Mercedes-Benz 350 SL (R 107 production period 1971-1989) Mercedes-Benz's archive

If one likes the sound of an afforda­ble classic convertible that oozes elegance and drives almost like a modern car, the fabulous SL R107 models produced by Mercedes Benz are worth a look. With more than 230,000 built between 1971 and 1989, they thankfully remain in plentiful supply, and with engine options ranging from a 2.8 litre straight six to a 5.5 litre V8 the SL can be everything from a smooth cruiser to a high-speed mile-muncher. Made during an era which many regard as the heyday of Mercedes build quality, SLs are renowned for the type of solid, rat­tle-free ride that many converti­bles lack, the smoothness of their engines and automatic gearboxes and, when properly maintained, their ability to keep going for hun­dreds of thousands of miles. When buying, look for a car with a match­ing steel hardtop: these are easily fitted and removed, and transform the SL from a summer convertible to a practical coupe for winter driv­ing. Excellent examples can be had for less than £20,000. Although the best, low mileage cars fetch up to £40,000.

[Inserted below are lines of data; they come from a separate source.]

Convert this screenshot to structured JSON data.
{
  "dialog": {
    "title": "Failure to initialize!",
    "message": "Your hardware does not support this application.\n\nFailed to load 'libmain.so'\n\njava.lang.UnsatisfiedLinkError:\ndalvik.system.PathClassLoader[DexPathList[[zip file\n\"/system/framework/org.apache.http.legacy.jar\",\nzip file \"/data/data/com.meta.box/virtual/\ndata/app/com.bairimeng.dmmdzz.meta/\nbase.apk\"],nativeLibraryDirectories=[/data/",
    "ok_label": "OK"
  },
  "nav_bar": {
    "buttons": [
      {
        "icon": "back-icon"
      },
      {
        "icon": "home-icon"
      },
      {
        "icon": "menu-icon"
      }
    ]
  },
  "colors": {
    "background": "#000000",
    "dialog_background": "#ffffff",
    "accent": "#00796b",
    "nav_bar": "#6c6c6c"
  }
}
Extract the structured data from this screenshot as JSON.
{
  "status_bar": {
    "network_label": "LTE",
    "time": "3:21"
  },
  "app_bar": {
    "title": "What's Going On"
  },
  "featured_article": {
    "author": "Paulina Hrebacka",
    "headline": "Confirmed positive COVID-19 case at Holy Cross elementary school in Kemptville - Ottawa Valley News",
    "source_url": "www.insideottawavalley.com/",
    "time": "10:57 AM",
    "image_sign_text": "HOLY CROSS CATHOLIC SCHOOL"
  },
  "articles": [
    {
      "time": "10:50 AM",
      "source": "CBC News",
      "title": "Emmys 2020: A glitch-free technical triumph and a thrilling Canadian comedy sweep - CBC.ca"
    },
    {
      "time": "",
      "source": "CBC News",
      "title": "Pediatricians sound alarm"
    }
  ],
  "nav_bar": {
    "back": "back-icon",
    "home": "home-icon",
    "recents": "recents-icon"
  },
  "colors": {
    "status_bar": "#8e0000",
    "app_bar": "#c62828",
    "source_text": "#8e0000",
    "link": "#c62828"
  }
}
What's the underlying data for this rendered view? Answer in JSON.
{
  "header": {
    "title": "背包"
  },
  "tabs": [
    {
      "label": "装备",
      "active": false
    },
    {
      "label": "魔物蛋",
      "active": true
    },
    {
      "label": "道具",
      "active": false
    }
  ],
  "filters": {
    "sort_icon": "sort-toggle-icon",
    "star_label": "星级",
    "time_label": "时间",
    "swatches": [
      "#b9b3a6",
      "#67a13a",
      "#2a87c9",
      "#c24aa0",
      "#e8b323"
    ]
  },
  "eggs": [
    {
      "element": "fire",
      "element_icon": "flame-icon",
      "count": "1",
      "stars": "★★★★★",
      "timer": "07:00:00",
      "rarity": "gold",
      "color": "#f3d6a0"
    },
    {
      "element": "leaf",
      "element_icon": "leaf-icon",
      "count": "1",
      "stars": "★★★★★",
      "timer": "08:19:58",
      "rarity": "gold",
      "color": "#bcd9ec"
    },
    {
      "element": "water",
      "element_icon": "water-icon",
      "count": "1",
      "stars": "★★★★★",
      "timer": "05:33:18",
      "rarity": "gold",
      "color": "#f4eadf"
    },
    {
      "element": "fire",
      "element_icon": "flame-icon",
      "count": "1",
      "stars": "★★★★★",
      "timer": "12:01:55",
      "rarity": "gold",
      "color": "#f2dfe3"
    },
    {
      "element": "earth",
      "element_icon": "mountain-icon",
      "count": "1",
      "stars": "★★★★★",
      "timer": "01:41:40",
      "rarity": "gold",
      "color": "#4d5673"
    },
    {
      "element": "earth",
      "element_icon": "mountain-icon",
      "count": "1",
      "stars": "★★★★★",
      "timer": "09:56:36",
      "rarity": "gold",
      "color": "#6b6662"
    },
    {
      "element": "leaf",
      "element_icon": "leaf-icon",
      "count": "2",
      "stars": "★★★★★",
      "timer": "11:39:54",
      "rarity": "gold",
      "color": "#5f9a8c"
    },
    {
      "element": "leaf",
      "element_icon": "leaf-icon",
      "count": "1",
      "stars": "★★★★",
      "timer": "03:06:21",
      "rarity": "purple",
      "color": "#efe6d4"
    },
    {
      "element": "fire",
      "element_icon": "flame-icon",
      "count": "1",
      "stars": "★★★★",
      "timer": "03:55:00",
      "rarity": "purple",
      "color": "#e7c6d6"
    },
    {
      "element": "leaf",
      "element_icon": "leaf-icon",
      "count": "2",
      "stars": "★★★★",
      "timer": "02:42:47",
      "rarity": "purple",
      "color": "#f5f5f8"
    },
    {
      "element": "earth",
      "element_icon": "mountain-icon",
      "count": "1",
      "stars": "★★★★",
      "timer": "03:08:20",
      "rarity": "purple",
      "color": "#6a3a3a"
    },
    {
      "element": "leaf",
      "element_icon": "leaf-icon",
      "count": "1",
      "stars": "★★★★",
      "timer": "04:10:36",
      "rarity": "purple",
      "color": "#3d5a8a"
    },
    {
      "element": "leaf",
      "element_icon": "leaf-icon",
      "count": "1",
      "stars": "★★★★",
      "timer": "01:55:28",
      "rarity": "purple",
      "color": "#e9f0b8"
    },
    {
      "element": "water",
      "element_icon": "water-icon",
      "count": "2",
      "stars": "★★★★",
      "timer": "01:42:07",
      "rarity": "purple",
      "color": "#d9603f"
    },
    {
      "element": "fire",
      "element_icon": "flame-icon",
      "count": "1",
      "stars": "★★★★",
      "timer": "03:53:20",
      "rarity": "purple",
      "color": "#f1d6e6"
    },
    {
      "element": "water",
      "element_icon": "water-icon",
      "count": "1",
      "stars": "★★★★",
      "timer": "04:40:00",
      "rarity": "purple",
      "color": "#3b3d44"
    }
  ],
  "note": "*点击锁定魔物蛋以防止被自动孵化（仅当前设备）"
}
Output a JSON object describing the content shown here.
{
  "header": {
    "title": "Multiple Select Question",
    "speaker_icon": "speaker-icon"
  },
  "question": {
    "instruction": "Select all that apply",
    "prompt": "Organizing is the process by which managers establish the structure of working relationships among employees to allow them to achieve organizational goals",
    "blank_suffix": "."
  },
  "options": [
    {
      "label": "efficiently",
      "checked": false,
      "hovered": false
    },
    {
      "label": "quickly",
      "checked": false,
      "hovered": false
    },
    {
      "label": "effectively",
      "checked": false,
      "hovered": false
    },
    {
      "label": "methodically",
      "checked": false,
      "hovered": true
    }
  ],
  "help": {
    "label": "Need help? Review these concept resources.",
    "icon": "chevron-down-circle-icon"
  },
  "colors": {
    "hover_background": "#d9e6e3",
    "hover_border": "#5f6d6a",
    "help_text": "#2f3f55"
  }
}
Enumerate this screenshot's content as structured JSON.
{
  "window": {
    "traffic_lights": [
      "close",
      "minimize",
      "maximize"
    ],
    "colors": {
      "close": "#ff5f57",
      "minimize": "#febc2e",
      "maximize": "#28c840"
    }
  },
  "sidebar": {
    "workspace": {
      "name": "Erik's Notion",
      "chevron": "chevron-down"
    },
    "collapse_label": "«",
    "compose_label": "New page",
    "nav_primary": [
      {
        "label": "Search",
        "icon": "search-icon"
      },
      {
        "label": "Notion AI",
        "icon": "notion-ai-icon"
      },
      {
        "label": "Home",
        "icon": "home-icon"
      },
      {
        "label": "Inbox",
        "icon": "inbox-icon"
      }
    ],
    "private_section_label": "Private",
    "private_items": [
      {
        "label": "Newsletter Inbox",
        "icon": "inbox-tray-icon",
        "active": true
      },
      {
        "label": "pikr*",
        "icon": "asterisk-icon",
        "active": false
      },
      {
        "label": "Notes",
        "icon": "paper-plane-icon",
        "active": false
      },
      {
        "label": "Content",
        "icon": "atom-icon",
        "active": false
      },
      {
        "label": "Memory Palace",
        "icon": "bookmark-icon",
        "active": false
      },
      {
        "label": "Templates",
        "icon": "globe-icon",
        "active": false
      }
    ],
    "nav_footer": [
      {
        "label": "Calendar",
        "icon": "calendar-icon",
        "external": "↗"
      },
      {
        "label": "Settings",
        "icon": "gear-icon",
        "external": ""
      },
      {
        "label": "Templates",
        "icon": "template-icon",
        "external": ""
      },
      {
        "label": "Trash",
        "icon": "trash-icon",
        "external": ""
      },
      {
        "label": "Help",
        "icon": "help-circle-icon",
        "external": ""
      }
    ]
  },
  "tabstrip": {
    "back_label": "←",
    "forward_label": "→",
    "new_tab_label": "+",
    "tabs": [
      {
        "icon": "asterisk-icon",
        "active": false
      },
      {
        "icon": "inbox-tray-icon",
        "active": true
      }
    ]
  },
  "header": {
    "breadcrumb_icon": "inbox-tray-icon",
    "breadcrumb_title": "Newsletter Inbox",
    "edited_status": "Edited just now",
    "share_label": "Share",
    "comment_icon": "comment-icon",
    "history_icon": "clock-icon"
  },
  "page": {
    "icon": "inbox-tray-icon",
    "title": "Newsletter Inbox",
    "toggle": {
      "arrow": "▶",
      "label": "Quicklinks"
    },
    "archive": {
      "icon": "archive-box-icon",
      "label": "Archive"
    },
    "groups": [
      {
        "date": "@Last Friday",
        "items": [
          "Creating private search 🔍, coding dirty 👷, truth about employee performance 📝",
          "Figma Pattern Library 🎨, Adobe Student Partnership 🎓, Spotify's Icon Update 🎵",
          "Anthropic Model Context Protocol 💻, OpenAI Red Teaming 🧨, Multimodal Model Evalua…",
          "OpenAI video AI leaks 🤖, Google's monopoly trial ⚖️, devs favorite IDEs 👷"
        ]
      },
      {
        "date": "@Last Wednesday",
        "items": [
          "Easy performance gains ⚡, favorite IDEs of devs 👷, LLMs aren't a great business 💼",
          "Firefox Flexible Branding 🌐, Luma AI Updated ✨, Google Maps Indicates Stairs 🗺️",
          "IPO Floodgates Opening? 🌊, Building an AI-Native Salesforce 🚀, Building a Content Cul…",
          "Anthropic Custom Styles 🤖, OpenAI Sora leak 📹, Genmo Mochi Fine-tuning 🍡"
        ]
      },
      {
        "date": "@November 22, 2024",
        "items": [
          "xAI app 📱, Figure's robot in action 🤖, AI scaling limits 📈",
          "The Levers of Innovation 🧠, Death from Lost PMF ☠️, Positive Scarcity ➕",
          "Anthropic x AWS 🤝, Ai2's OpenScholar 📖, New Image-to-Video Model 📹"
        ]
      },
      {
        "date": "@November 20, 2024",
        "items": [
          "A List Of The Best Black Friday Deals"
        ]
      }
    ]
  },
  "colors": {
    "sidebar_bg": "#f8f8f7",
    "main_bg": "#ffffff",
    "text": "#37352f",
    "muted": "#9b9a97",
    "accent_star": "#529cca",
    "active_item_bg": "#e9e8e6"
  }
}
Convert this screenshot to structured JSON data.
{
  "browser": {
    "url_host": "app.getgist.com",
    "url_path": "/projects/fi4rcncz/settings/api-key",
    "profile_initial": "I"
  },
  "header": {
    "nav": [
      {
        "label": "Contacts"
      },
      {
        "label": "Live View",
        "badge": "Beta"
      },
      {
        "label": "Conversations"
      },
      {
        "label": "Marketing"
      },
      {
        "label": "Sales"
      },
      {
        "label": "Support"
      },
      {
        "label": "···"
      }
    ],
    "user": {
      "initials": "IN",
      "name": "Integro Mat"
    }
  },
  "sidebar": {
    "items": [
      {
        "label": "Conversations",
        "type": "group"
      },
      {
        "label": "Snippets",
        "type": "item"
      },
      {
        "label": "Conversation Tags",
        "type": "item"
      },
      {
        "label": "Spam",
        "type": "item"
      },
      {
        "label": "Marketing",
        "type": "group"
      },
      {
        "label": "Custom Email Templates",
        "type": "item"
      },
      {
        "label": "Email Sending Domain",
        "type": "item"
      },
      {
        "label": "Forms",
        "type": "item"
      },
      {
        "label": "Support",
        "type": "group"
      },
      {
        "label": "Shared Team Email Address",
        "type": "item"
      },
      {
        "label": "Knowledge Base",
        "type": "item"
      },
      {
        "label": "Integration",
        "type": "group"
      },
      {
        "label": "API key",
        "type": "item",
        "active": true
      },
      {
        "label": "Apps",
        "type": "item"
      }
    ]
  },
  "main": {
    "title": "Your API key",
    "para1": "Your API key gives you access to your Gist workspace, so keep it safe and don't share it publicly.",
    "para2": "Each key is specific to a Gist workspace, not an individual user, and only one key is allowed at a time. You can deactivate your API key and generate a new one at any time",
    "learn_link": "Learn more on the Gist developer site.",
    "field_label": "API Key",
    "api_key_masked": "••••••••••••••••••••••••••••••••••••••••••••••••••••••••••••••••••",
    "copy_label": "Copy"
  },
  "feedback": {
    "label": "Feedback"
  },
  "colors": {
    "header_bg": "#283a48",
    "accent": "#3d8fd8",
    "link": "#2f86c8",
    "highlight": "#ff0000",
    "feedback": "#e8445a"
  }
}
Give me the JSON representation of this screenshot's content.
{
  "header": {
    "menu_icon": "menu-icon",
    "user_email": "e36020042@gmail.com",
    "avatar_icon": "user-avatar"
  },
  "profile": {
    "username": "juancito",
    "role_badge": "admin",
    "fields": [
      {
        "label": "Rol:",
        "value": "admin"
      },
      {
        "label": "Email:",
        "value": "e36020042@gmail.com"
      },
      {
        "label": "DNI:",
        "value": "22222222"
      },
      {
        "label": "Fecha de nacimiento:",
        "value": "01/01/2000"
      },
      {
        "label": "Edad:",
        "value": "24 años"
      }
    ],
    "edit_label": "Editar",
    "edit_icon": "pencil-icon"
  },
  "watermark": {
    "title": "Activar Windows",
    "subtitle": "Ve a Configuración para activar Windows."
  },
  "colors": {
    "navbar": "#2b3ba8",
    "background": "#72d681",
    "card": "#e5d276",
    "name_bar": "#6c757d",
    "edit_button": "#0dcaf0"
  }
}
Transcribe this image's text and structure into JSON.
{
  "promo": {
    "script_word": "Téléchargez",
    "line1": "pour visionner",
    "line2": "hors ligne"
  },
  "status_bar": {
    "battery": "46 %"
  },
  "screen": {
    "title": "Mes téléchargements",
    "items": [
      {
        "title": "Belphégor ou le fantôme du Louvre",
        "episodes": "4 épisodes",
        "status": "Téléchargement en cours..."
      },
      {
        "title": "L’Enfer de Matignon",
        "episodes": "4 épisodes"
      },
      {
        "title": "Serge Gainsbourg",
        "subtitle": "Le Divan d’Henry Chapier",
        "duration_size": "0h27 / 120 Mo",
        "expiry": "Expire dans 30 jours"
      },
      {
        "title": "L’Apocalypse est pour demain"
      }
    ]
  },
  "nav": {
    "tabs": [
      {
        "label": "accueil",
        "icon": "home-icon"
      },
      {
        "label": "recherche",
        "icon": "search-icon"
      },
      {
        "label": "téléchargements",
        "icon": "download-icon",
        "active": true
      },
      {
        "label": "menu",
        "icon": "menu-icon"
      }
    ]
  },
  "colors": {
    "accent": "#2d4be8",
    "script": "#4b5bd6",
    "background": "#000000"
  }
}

Owning a Rolls-Royce or Bentley has likely been on the bucket list of most classic car enthusiasts at one time or another, and it’s difficult to imagine a more stylish model with which to spend a Riviera summer than the Corniche convertible ver­sions. Built from 1971 until 1984 (in the case of the Bentley, which was then renamed Continental) and until 1995 in Rolls-Royce guise, the two variants were almost identical save for their different radiator grilles, each being powered by the legend­ary 6.75-litre, V8 engine. The Rolls-Royce model found fame as Dudley Moore’s car in the erotically charged 1979 film 10, but, with 3,239 exam­ples built as opposed to just 77 Bentley Corniche Convertibles, it’s considerably more common. Good cars start at upwards of £50,000; last year, auction house RM Sotheby’s sold one of the very last Bentley Continental IV convertibles for almost five times as much (it had covered just 15,000 miles from new).

Enzo Ferrari introduced the ‘Dino’ name in 1957 to identify the V6 racing engine designed by his son Alfredo – nickname Dino – who had died the previous year. The name was subsequently used in 1967 to identify the first Ferrari model to be built in large num­bers, and was actually intended to define a separate “budget” marque (although ‘Ferrari Dino’ has become accepted). Just 152 examples of the original, two-litre 206 were built before calls for more power led to the introduction of the 2.4-litre 246 in 1969, with the car becoming available in more summer-friendly, open-top GTS form in 1971. A total of 3,569 cars were built across the two variations, many of which were (perhaps inevitably) red. Fewer than 500 ‘Giallo Fly’ (yellow) cars were also produced but, while red or yellow examples can be bought for less than £400,000, late-model cars in some of the rarest colours can command twice as much. But colour aside, the Dino is undeniably one of the most beautiful automo­biles ever made.